__The data__:
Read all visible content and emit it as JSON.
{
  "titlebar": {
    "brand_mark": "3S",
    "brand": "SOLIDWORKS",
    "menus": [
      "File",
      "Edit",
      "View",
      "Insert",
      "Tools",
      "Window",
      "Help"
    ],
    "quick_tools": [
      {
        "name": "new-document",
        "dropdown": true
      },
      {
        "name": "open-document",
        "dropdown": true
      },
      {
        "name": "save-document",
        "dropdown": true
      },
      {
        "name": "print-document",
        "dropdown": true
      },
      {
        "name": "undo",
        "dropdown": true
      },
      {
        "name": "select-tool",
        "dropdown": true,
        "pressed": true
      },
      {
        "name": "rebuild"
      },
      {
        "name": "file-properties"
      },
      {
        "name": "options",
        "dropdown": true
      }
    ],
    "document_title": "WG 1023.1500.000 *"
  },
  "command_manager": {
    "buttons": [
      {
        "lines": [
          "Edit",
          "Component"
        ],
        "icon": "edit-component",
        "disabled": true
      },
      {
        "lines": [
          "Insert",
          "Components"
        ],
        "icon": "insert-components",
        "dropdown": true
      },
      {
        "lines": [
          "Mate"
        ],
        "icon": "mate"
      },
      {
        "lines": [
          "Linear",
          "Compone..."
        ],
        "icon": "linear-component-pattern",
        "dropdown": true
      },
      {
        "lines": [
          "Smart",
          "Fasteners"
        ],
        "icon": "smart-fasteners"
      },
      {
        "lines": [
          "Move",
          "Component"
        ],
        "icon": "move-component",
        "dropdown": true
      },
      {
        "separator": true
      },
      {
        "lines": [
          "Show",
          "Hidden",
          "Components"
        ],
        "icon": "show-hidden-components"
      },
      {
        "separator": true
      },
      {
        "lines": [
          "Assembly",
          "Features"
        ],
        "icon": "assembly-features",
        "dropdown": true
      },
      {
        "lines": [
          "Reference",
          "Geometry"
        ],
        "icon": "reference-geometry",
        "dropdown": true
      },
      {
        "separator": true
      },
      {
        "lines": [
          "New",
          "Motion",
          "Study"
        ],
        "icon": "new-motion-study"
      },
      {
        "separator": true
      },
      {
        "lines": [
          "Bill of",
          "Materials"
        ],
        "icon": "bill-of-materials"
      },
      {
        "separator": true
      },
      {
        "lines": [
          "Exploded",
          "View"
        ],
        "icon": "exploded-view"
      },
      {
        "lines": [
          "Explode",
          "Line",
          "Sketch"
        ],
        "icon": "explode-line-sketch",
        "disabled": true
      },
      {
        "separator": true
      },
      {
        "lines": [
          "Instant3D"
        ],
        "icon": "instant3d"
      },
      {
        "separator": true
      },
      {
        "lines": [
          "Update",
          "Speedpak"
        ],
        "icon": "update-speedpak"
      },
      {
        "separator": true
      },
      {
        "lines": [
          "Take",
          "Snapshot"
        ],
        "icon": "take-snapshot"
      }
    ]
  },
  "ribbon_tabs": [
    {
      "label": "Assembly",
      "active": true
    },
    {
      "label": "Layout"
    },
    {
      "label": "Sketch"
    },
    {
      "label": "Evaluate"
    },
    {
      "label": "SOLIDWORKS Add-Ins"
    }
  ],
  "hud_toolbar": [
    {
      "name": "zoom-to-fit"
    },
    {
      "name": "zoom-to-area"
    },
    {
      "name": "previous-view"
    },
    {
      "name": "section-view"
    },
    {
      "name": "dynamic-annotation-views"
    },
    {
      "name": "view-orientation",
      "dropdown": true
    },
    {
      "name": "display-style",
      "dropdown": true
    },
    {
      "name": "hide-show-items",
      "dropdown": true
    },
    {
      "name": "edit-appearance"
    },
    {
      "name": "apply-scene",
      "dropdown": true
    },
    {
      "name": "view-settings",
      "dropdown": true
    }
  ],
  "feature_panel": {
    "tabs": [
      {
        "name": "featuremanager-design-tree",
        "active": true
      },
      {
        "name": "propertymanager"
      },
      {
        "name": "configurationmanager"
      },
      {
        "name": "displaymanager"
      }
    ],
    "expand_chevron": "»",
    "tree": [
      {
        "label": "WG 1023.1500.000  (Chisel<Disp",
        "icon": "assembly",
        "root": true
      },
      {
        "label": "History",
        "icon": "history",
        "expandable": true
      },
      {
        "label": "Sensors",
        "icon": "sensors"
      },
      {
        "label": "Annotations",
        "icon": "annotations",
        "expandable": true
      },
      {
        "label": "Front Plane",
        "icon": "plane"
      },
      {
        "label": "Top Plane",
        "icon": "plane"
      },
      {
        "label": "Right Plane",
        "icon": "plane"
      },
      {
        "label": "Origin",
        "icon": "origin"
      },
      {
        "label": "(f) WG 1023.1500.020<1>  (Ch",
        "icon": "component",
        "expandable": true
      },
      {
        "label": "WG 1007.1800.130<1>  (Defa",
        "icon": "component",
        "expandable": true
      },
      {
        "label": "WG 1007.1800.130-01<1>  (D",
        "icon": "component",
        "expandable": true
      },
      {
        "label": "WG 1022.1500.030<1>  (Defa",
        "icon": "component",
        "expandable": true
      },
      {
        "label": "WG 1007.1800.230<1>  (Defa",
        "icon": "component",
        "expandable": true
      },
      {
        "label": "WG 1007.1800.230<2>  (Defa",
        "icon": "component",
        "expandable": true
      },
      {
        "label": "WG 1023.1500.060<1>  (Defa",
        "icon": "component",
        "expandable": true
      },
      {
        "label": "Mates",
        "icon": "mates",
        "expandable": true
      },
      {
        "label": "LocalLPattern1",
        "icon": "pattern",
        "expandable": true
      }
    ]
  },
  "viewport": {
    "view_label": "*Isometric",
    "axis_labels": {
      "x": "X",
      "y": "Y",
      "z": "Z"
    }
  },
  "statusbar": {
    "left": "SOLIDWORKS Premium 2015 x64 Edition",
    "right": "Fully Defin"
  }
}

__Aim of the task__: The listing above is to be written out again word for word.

__Task output__:
Read all visible content and emit it as JSON.
{
  "titlebar": {
    "brand_mark": "3S",
    "brand": "SOLIDWORKS",
    "menus": [
      "File",
      "Edit",
      "View",
      "Insert",
      "Tools",
      "Window",
      "Help"
    ],
    "quick_tools": [
      {
        "name": "new-document",
        "dropdown": true
      },
      {
        "name": "open-document",
        "dropdown": true
      },
      {
        "name": "save-document",
        "dropdown": true
      },
      {
        "name": "print-document",
        "dropdown": true
      },
      {
        "name": "undo",
        "dropdown": true
      },
      {
        "name": "select-tool",
        "dropdown": true,
        "pressed": true
      },
      {
        "name": "rebuild"
      },
      {
        "name": "file-properties"
      },
      {
        "name": "options",
        "dropdown": true
      }
    ],
    "document_title": "WG 1023.1500.000 *"
  },
  "command_manager": {
    "buttons": [
      {
        "lines": [
          "Edit",
          "Component"
        ],
        "icon": "edit-component",
        "disabled": true
      },
      {
        "lines": [
          "Insert",
          "Components"
        ],
        "icon": "insert-components",
        "dropdown": true
      },
      {
        "lines": [
          "Mate"
        ],
        "icon": "mate"
      },
      {
        "lines": [
          "Linear",
          "Compone..."
        ],
        "icon": "linear-component-pattern",
        "dropdown": true
      },
      {
        "lines": [
          "Smart",
          "Fasteners"
        ],
        "icon": "smart-fasteners"
      },
      {
        "lines": [
          "Move",
          "Component"
        ],
        "icon": "move-component",
        "dropdown": true
      },
      {
        "separator": true
      },
      {
        "lines": [
          "Show",
          "Hidden",
          "Components"
        ],
        "icon": "show-hidden-components"
      },
      {
        "separator": true
      },
      {
        "lines": [
          "Assembly",
          "Features"
        ],
        "icon": "assembly-features",
        "dropdown": true
      },
      {
        "lines": [
          "Reference",
          "Geometry"
        ],
        "icon": "reference-geometry",
        "dropdown": true
      },
      {
        "separator": true
      },
      {
        "lines": [
          "New",
          "Motion",
          "Study"
        ],
        "icon": "new-motion-study"
      },
      {
        "separator": true
      },
      {
        "lines": [
          "Bill of",
          "Materials"
        ],
        "icon": "bill-of-materials"
      },
      {
        "separator": true
      },
      {
        "lines": [
          "Exploded",
          "View"
        ],
        "icon": "exploded-view"
      },
      {
        "lines": [
          "Explode",
          "Line",
          "Sketch"
        ],
        "icon": "explode-line-sketch",
        "disabled": true
      },
      {
        "separator": true
      },
      {
        "lines": [
          "Instant3D"
        ],
        "icon": "instant3d"
      },
      {
        "separator": true
      },
      {
        "lines": [
          "Update",
          "Speedpak"
        ],
        "icon": "update-speedpak"
      },
      {
        "separator": true
      },
      {
        "lines": [
          "Take",
          "Snapshot"
        ],
        "icon": "take-snapshot"
      }
    ]
  },
  "ribbon_tabs": [
    {
      "label": "Assembly",
      "active": true
    },
    {
      "label": "Layout"
    },
    {
      "label": "Sketch"
    },
    {
      "label": "Evaluate"
    },
    {
      "label": "SOLIDWORKS Add-Ins"
    }
  ],
  "hud_toolbar": [
    {
      "name": "zoom-to-fit"
    },
    {
      "name": "zoom-to-area"
    },
    {
      "name": "previous-view"
    },
    {
      "name": "section-view"
    },
    {
      "name": "dynamic-annotation-views"
    },
    {
      "name": "view-orientation",
      "dropdown": true
    },
    {
      "name": "display-style",
      "dropdown": true
    },
    {
      "name": "hide-show-items",
      "dropdown": true
    },
    {
      "name": "edit-appearance"
    },
    {
      "name": "apply-scene",
      "dropdown": true
    },
    {
      "name": "view-settings",
      "dropdown": true
    }
  ],
  "feature_panel": {
    "tabs": [
      {
        "name": "featuremanager-design-tree",
        "active": true
      },
      {
        "name": "propertymanager"
      },
      {
        "name": "configurationmanager"
      },
      {
        "name": "displaymanager"
      }
    ],
    "expand_chevron": "»",
    "tree": [
      {
        "label": "WG 1023.1500.000  (Chisel<Disp",
        "icon": "assembly",
        "root": true
      },
      {
        "label": "History",
        "icon": "history",
        "expandable": true
      },
      {
        "label": "Sensors",
        "icon": "sensors"
      },
      {
        "label": "Annotations",
        "icon": "annotations",
        "expandable": true
      },
      {
        "label": "Front Plane",
        "icon": "plane"
      },
      {
        "label": "Top Plane",
        "icon": "plane"
      },
      {
        "label": "Right Plane",
        "icon": "plane"
      },
      {
        "label": "Origin",
        "icon": "origin"
      },
      {
        "label": "(f) WG 1023.1500.020<1>  (Ch",
        "icon": "component",
        "expandable": true
      },
      {
        "label": "WG 1007.1800.130<1>  (Defa",
        "icon": "component",
        "expandable": true
      },
      {
        "label": "WG 1007.1800.130-01<1>  (D",
        "icon": "component",
        "expandable": true
      },
      {
        "label": "WG 1022.1500.030<1>  (Defa",
        "icon": "component",
        "expandable": true
      },
      {
        "label": "WG 1007.1800.230<1>  (Defa",
        "icon": "component",
        "expandable": true
      },
      {
        "label": "WG 1007.1800.230<2>  (Defa",
        "icon": "component",
        "expandable": true
      },
      {
        "label": "WG 1023.1500.060<1>  (Defa",
        "icon": "component",
        "expandable": true
      },
      {
        "label": "Mates",
        "icon": "mates",
        "expandable": true
      },
      {
        "label": "LocalLPattern1",
        "icon": "pattern",
        "expandable": true
      }
    ]
  },
  "viewport": {
    "view_label": "*Isometric",
    "axis_labels": {
      "x": "X",
      "y": "Y",
      "z": "Z"
    }
  },
  "statusbar": {
    "left": "SOLIDWORKS Premium 2015 x64 Edition",
    "right": "Fully Defin"
  }
}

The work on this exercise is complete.